placed upon the conviction of want in the dependent, and of power, and knowledge, and goodness, in the Giver; and it must be supported by the understanding, or it will wither away, before the sophistries of the designing. Besides, the moral responsibility and free agency of man, his power to choose the good, and refuse the evil; and his loss of that power, in consequence of the gloomy inheritance bequeathed him from this first fall, and now prolonged to successive generations, derives support from the phenomena of mental manifestation and brainular peculiarity.

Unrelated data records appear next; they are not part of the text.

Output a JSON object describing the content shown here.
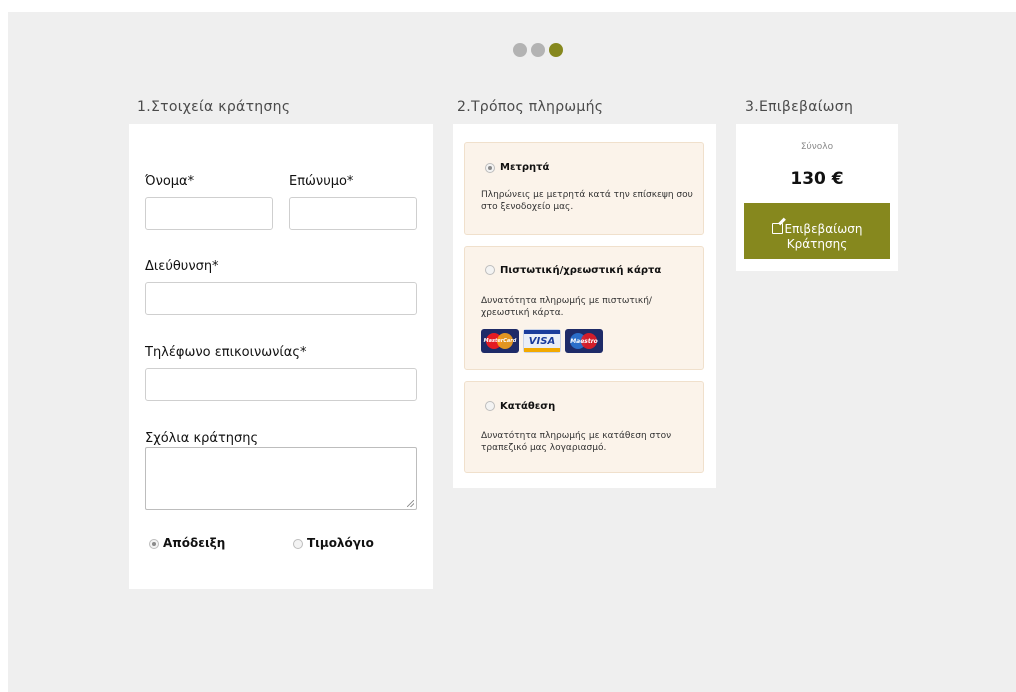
{
  "steps": {
    "count": 3,
    "active_index": 2
  },
  "columns": {
    "booking_details": {
      "title": "1.Στοιχεία κράτησης",
      "first_name_label": "Όνομα*",
      "last_name_label": "Επώνυμο*",
      "first_name_value": "",
      "last_name_value": "",
      "address_label": "Διεύθυνση*",
      "address_value": "",
      "phone_label": "Τηλέφωνο επικοινωνίας*",
      "phone_value": "",
      "comments_label": "Σχόλια κράτησης",
      "comments_value": "",
      "receipt_label": "Απόδειξη",
      "invoice_label": "Τιμολόγιο",
      "selected_document": "receipt"
    },
    "payment": {
      "title": "2.Τρόπος πληρωμής",
      "selected": "cash",
      "options": [
        {
          "id": "cash",
          "title": "Μετρητά",
          "description": "Πληρώνεις με μετρητά κατά την επίσκεψη σου στο ξενοδοχείο μας."
        },
        {
          "id": "card",
          "title": "Πιστωτική/χρεωστική κάρτα",
          "description": "Δυνατότητα πληρωμής με πιστωτική/ χρεωστική κάρτα."
        },
        {
          "id": "deposit",
          "title": "Κατάθεση",
          "description": "Δυνατότητα πληρωμής με κατάθεση στον τραπεζικό μας λογαριασμό."
        }
      ],
      "cards": [
        {
          "name": "MasterCard",
          "icon": "mastercard-icon"
        },
        {
          "name": "VISA",
          "icon": "visa-icon"
        },
        {
          "name": "Maestro",
          "icon": "maestro-icon"
        }
      ]
    },
    "confirmation": {
      "title": "3.Επιβεβαίωση",
      "total_label": "Σύνολο",
      "total_value": "130 €",
      "confirm_button_label": "Επιβεβαίωση Κράτησης",
      "confirm_icon": "edit-icon"
    }
  },
  "colors": {
    "accent": "#86881e",
    "background": "#efefef",
    "payment_box": "#fbf3ea",
    "inactive_dot": "#b3b3b3"
  }
}
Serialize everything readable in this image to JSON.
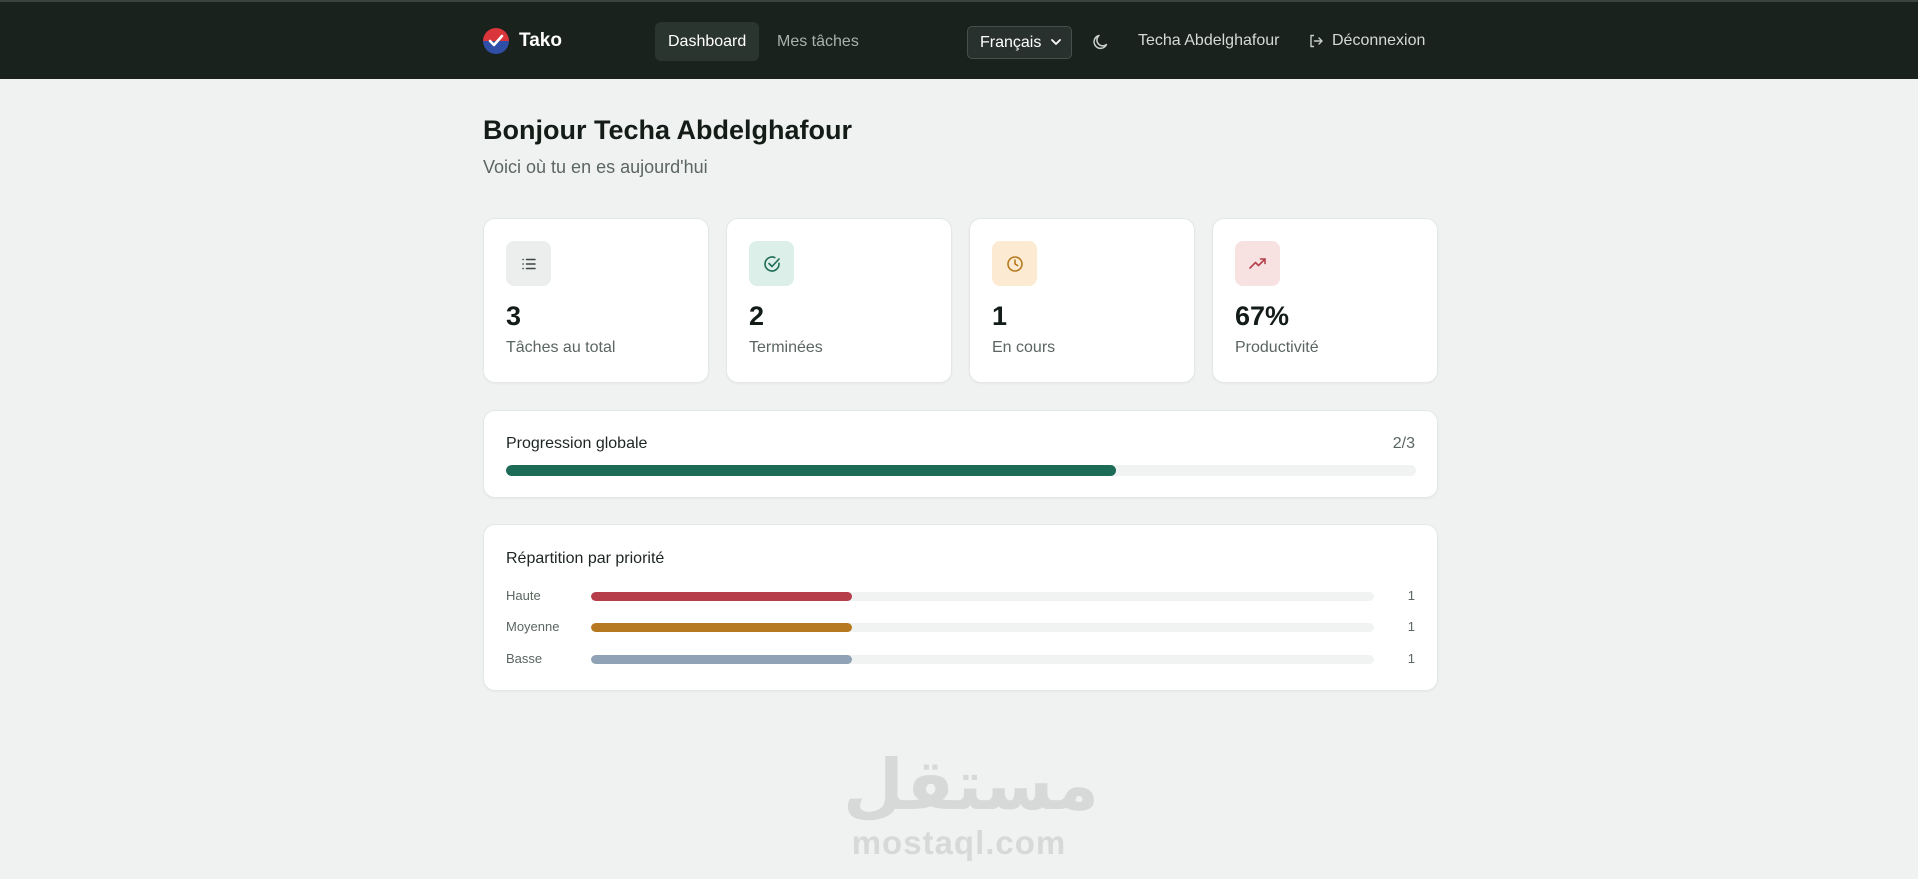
{
  "nav": {
    "brand": "Tako",
    "tabs": [
      {
        "label": "Dashboard",
        "active": true
      },
      {
        "label": "Mes tâches",
        "active": false
      }
    ],
    "language": "Français",
    "user": "Techa Abdelghafour",
    "logout": "Déconnexion"
  },
  "header": {
    "greeting": "Bonjour Techa Abdelghafour",
    "subtitle": "Voici où tu en es aujourd'hui"
  },
  "stats": [
    {
      "value": "3",
      "label": "Tâches au total",
      "icon": "list-icon",
      "bg": "#eceeed",
      "color": "#3c4742"
    },
    {
      "value": "2",
      "label": "Terminées",
      "icon": "check-circle-icon",
      "bg": "#dcefe9",
      "color": "#1e6b56"
    },
    {
      "value": "1",
      "label": "En cours",
      "icon": "clock-icon",
      "bg": "#fcebd2",
      "color": "#b7791f"
    },
    {
      "value": "67%",
      "label": "Productivité",
      "icon": "trending-up-icon",
      "bg": "#f8e1e1",
      "color": "#b4414b"
    }
  ],
  "progress": {
    "title": "Progression globale",
    "count": "2/3",
    "fraction": 0.67,
    "color": "#1c6b56"
  },
  "priority": {
    "title": "Répartition par priorité",
    "rows": [
      {
        "label": "Haute",
        "count": "1",
        "fraction": 0.333,
        "color": "#b53e4a"
      },
      {
        "label": "Moyenne",
        "count": "1",
        "fraction": 0.333,
        "color": "#b7791f"
      },
      {
        "label": "Basse",
        "count": "1",
        "fraction": 0.333,
        "color": "#90a2b6"
      }
    ]
  },
  "watermark": {
    "arabic": "مستقل",
    "latin": "mostaql.com"
  }
}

The original character of the faculty of volition may be still descried through its mournfully altered phenomena: man's know ledge of good, and his conviction of truth, his preference of evil, and his choice of error, are stamped in undeniable characters upon his mental operations, and plainly indicate the necessity of some change, in order to convert the manifestations of his degraded temperament, into the offspring of truth, and justice, and righteousness; and thus also confirm the doctrine of a necessity for the influence of the Holy Spirit, to renew that nature, to change that heart, to subdue that rebellious will, to enlarge that contracted understanding, and to place its renovated feelings, and views, and principles, on another and a firmer basis, even the Rock of Ages. Yet, if this be true, it is clear that man is now in a state of imper fection; and still equally clear that the constitution of his nature must have originally destined him for a state of perfection. Man's immortal spirit is encumbered and imprisoned in its material tenement, which is destined, in a few short years, to lose its beauty, and to crumble into dust. Here, then, he is tending to decay; and therefore, if there be a state of perfection any where, it cannot be on earth. But he possesses within himself a consciousness of continued existence.

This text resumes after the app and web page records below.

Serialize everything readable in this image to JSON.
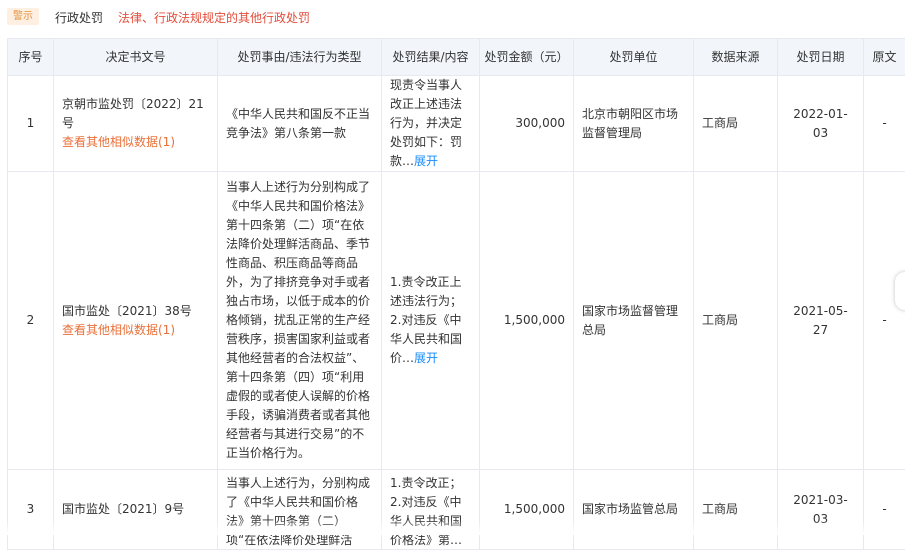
{
  "header": {
    "tag": "警示",
    "record_type": "行政处罚",
    "description": "法律、行政法规规定的其他行政处罚"
  },
  "table": {
    "columns": [
      "序号",
      "决定书文号",
      "处罚事由/违法行为类型",
      "处罚结果/内容",
      "处罚金额（元）",
      "处罚单位",
      "数据来源",
      "处罚日期",
      "原文"
    ],
    "rows": [
      {
        "index": "1",
        "doc_no": "京朝市监处罚〔2022〕21号",
        "similar_link": "查看其他相似数据(1)",
        "reason": "《中华人民共和国反不正当竞争法》第八条第一款",
        "result": "现责令当事人改正上述违法行为，并决定处罚如下：罚款…",
        "expand": "展开",
        "amount": "300,000",
        "unit": "北京市朝阳区市场监督管理局",
        "source": "工商局",
        "date": "2022-01-03",
        "original": "-"
      },
      {
        "index": "2",
        "doc_no": "国市监处〔2021〕38号",
        "similar_link": "查看其他相似数据(1)",
        "reason": "当事人上述行为分别构成了《中华人民共和国价格法》第十四条第（二）项“在依法降价处理鲜活商品、季节性商品、积压商品等商品外，为了排挤竞争对手或者独占市场，以低于成本的价格倾销，扰乱正常的生产经营秩序，损害国家利益或者其他经营者的合法权益”、第十四条第（四）项“利用虚假的或者使人误解的价格手段，诱骗消费者或者其他经营者与其进行交易”的不正当价格行为。",
        "result": "1.责令改正上述违法行为；2.对违反《中华人民共和国价…",
        "expand": "展开",
        "amount": "1,500,000",
        "unit": "国家市场监督管理总局",
        "source": "工商局",
        "date": "2021-05-27",
        "original": "-"
      },
      {
        "index": "3",
        "doc_no": "国市监处〔2021〕9号",
        "similar_link": "",
        "reason": "当事人上述行为，分别构成了《中华人民共和国价格法》第十四条第（二）项“在依法降价处理鲜活商…",
        "result": "1.责令改正；2.对违反《中华人民共和国价格法》第…",
        "expand": "展开",
        "amount": "1,500,000",
        "unit": "国家市场监管总局",
        "source": "工商局",
        "date": "2021-03-03",
        "original": "-"
      }
    ]
  }
}
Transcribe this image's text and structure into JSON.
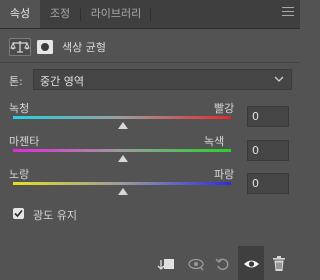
{
  "tabs": [
    {
      "label": "속성",
      "active": true
    },
    {
      "label": "조정",
      "active": false
    },
    {
      "label": "라이브러리",
      "active": false
    }
  ],
  "header": {
    "title": "색상 균형",
    "icons": [
      "balance-scale-icon",
      "layer-mask-icon"
    ]
  },
  "tone": {
    "label": "톤:",
    "value": "중간 영역"
  },
  "sliders": [
    {
      "left_label": "녹청",
      "right_label": "빨강",
      "value": "0",
      "level": 0.5,
      "colors": [
        "#22d3e4",
        "#e22b2b"
      ]
    },
    {
      "left_label": "마젠타",
      "right_label": "녹색",
      "value": "0",
      "level": 0.5,
      "colors": [
        "#e02ad8",
        "#23d429"
      ]
    },
    {
      "left_label": "노랑",
      "right_label": "파랑",
      "value": "0",
      "level": 0.5,
      "colors": [
        "#e6df22",
        "#2a2ee0"
      ]
    }
  ],
  "preserve_luminosity": {
    "label": "광도 유지",
    "checked": true
  },
  "bottom_icons": [
    "clip-to-layer-icon",
    "view-previous-state-icon",
    "reset-icon",
    "visibility-eye-icon",
    "delete-trash-icon"
  ],
  "colors": {
    "panel_bg": "#535353",
    "tab_bar_bg": "#3f3f3f",
    "input_bg": "#454545",
    "text": "#d6d6d6"
  }
}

It is reasonable to conclude that perfection must be hereafter: and we now see him placed in a period of probation, during which, his powers are to be refined; and he is to be daily striving forward, after that nearer and still nearer approach to a perfect state, which is only attainable, as is revealed to us, when mortality shall be swallowed up of life, when the soul shall escape the burden of materiality, and when disenchanted from the thraldom of ignorance and vice, and released from the prison of the body, it shall know all things; when it shall be clothed in the robe of its Redeemer's righteousness, and shall be holy, even as He is holy.

But, further, this being admitted, it is madness to rest satisfied with the possession of any measure of present wisdom. For if the original tendency of the human mind be the pursuit after perfection; and if any point of improvement be a step gained in advance towards this state; and if the acquisition of every fresh portion of knowledge be not only a triumph over ignorance, but a source of strength for the future useful application of mental power; and if the value of knowledge be estimated only by the end which it proposes, and by the means of its accomplishment; it is clear, that that wisdom which relates to a small section of man's existence, can only be valuable in proportion as it adds to his capacity for enjoying, and his means of obtaining, that eventual good which will con. stitute his happiness throughout futurity; and therefore, that every attainable portion of science should be earnestly desired, and should be employed directly or indirectly in seeking after that perfection which alone can thoroughly satisfy the heart that has been renewed by the Spirit of grace, since none but a Divine sanction can fully calm its fears, or expand the bosom with hope and confidence, or joy and love: nought but this can constitute the active Christian, the burn

« AnteriorContinuar »